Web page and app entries
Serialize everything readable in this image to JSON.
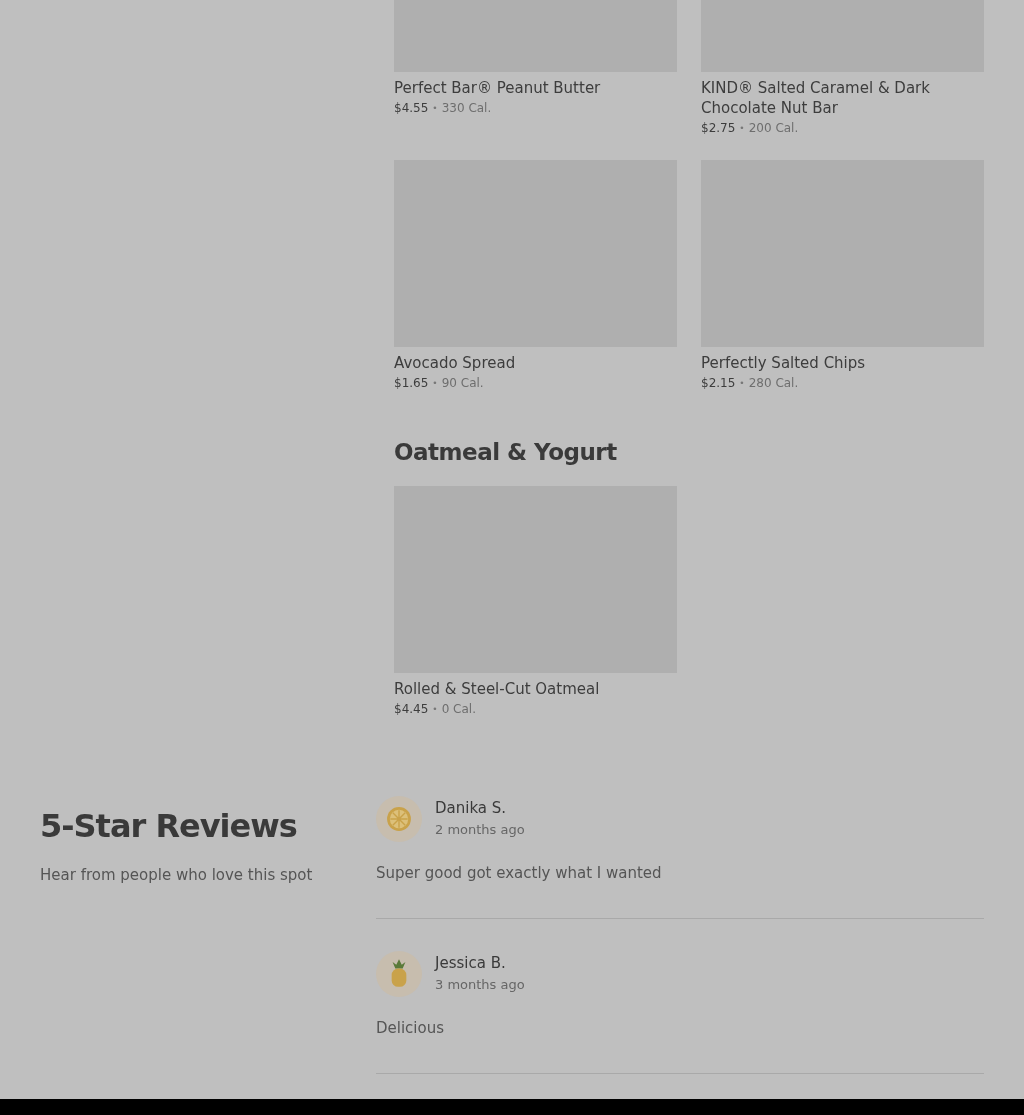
{
  "menu_sections": [
    {
      "items": [
        {
          "name": "Perfect Bar® Peanut Butter",
          "price": "$4.55",
          "calories": "330 Cal."
        },
        {
          "name": "KIND® Salted Caramel & Dark Chocolate Nut Bar",
          "price": "$2.75",
          "calories": "200 Cal."
        },
        {
          "name": "Avocado Spread",
          "price": "$1.65",
          "calories": "90 Cal."
        },
        {
          "name": "Perfectly Salted Chips",
          "price": "$2.15",
          "calories": "280 Cal."
        }
      ]
    },
    {
      "title": "Oatmeal & Yogurt",
      "items": [
        {
          "name": "Rolled & Steel-Cut Oatmeal",
          "price": "$4.45",
          "calories": "0 Cal."
        }
      ]
    }
  ],
  "separator": "•",
  "reviews": {
    "title": "5-Star Reviews",
    "subtitle": "Hear from people who love this spot",
    "items": [
      {
        "kind": "orange",
        "name": "Danika S.",
        "time": "2 months ago",
        "text": "Super good got exactly what I wanted"
      },
      {
        "kind": "pineapple",
        "name": "Jessica B.",
        "time": "3 months ago",
        "text": "Delicious"
      }
    ]
  }
}
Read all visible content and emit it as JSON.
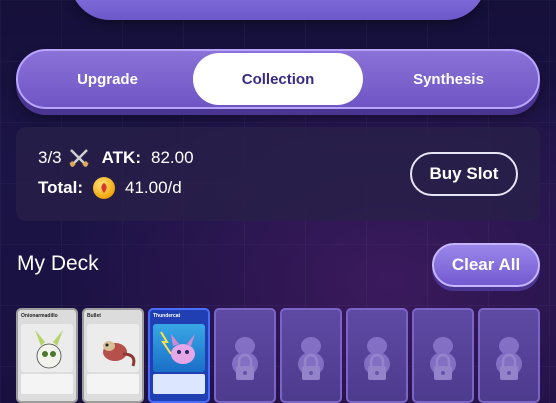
{
  "tabs": [
    {
      "label": "Upgrade",
      "active": false
    },
    {
      "label": "Collection",
      "active": true
    },
    {
      "label": "Synthesis",
      "active": false
    }
  ],
  "stats": {
    "slots": "3/3",
    "atk_label": "ATK:",
    "atk_value": "82.00",
    "total_label": "Total:",
    "total_value": "41.00/d"
  },
  "buy_slot_label": "Buy Slot",
  "deck": {
    "title": "My Deck",
    "clear_label": "Clear All",
    "cards": [
      {
        "name": "Onionarmadillo",
        "state": "filled",
        "theme": "silver"
      },
      {
        "name": "Bullet",
        "state": "filled",
        "theme": "silver"
      },
      {
        "name": "Thundercat",
        "state": "filled",
        "theme": "blue"
      },
      {
        "name": "",
        "state": "locked"
      },
      {
        "name": "",
        "state": "locked"
      },
      {
        "name": "",
        "state": "locked"
      },
      {
        "name": "",
        "state": "locked"
      },
      {
        "name": "",
        "state": "locked"
      }
    ]
  },
  "icons": {
    "slots": "swords-icon",
    "coin": "coin-icon",
    "lock": "lock-icon"
  },
  "colors": {
    "tab_bar": "#7a62cf",
    "active_tab": "#ffffff",
    "panel": "#282048",
    "locked_card": "#5e4aa3"
  }
}
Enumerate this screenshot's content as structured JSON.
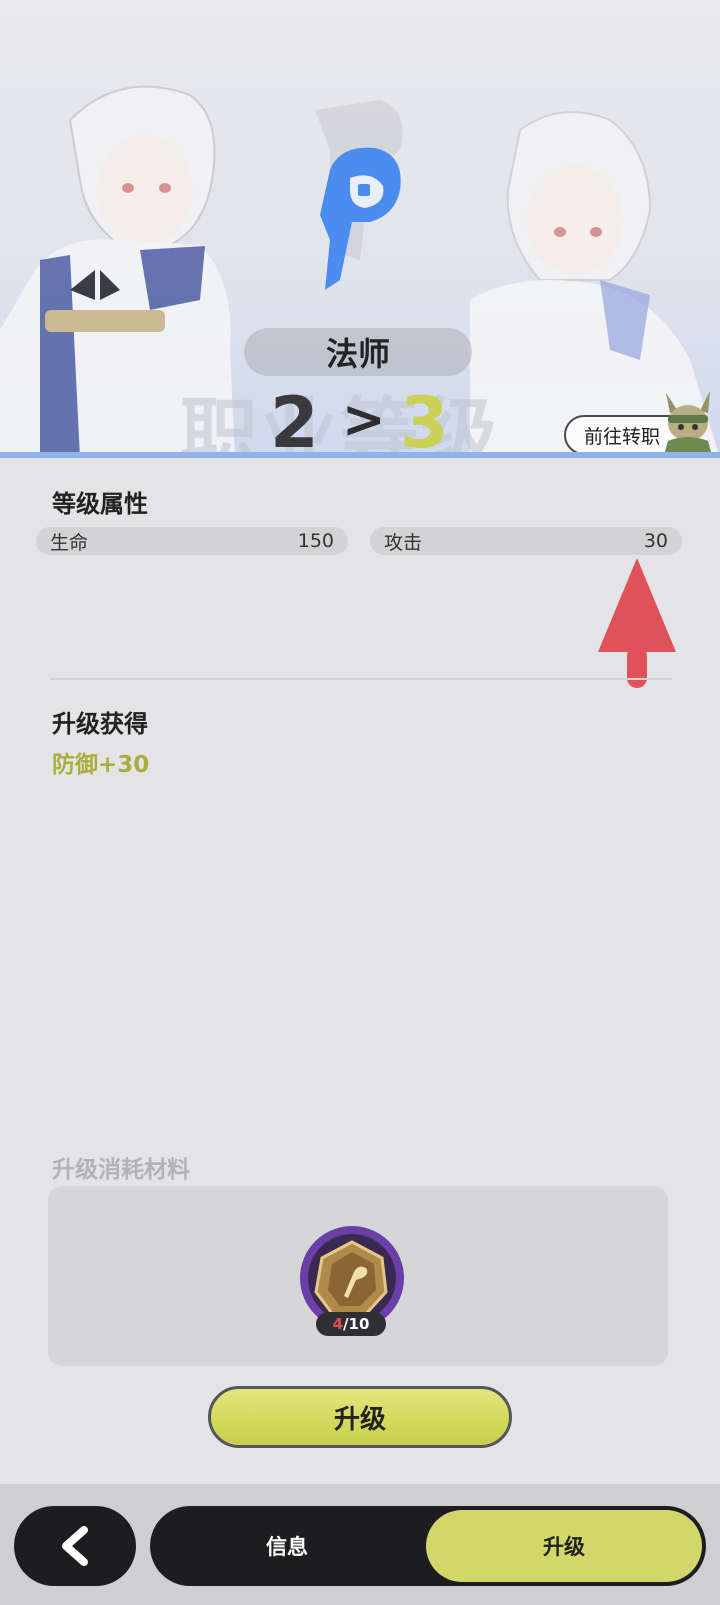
{
  "hero": {
    "class_name": "法师",
    "watermark": "职业等级",
    "level_from": "2",
    "level_arrow": ">",
    "level_to": "3",
    "goto_button": "前往转职"
  },
  "attributes": {
    "title": "等级属性",
    "stats": [
      {
        "label": "生命",
        "value": "150"
      },
      {
        "label": "攻击",
        "value": "30"
      }
    ]
  },
  "rewards": {
    "title": "升级获得",
    "gain": "防御+30"
  },
  "materials": {
    "title": "升级消耗材料",
    "item": {
      "icon": "staff-emblem-icon",
      "current": "4",
      "separator": "/",
      "required": "10"
    }
  },
  "actions": {
    "upgrade_button": "升级"
  },
  "nav": {
    "back_icon": "chevron-left-icon",
    "tabs": [
      {
        "label": "信息",
        "active": false
      },
      {
        "label": "升级",
        "active": true
      }
    ]
  },
  "colors": {
    "accent_yellow": "#d3d76a",
    "gain_green": "#a9ae3c",
    "arrow_red": "#e0525a",
    "staff_blue": "#4a8cf0",
    "material_purple": "#6a3fa8"
  }
}
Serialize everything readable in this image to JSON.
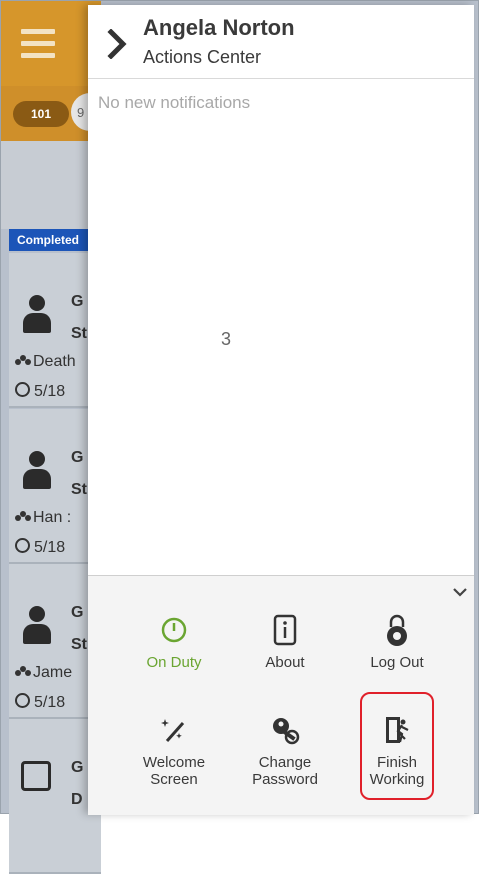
{
  "background_app": {
    "badge_left": "101",
    "badge_right": "9",
    "completed_tab": "Completed",
    "tasks": [
      {
        "line1": "G",
        "line2": "St",
        "line3": "Death",
        "line4": "5/18"
      },
      {
        "line1": "G",
        "line2": "St",
        "line3": "Han :",
        "line4": "5/18"
      },
      {
        "line1": "G",
        "line2": "St",
        "line3": "Jame",
        "line4": "5/18"
      },
      {
        "line1": "G",
        "line2": "D"
      }
    ]
  },
  "drawer": {
    "user_name": "Angela Norton",
    "subtitle": "Actions Center",
    "notifications_empty": "No new notifications",
    "stray_text": "3"
  },
  "actions": [
    {
      "label": "On Duty",
      "icon": "clock-icon",
      "active": true
    },
    {
      "label": "About",
      "icon": "info-icon"
    },
    {
      "label": "Log Out",
      "icon": "lock-icon"
    },
    {
      "label_line1": "Welcome",
      "label_line2": "Screen",
      "icon": "magic-wand-icon"
    },
    {
      "label_line1": "Change",
      "label_line2": "Password",
      "icon": "key-icon"
    },
    {
      "label_line1": "Finish",
      "label_line2": "Working",
      "icon": "exit-door-icon",
      "highlighted": true
    }
  ],
  "colors": {
    "header_orange": "#d6962b",
    "active_green": "#6aa531",
    "highlight_red": "#e0202a",
    "completed_blue": "#1c55b8"
  }
}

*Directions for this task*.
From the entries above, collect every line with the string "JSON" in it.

*Task answer*.
Serialize everything readable in this image to JSON.
Read all visible content and emit it as JSON.
Enumerate this screenshot's content as structured JSON.
Serialize everything readable in this image to JSON.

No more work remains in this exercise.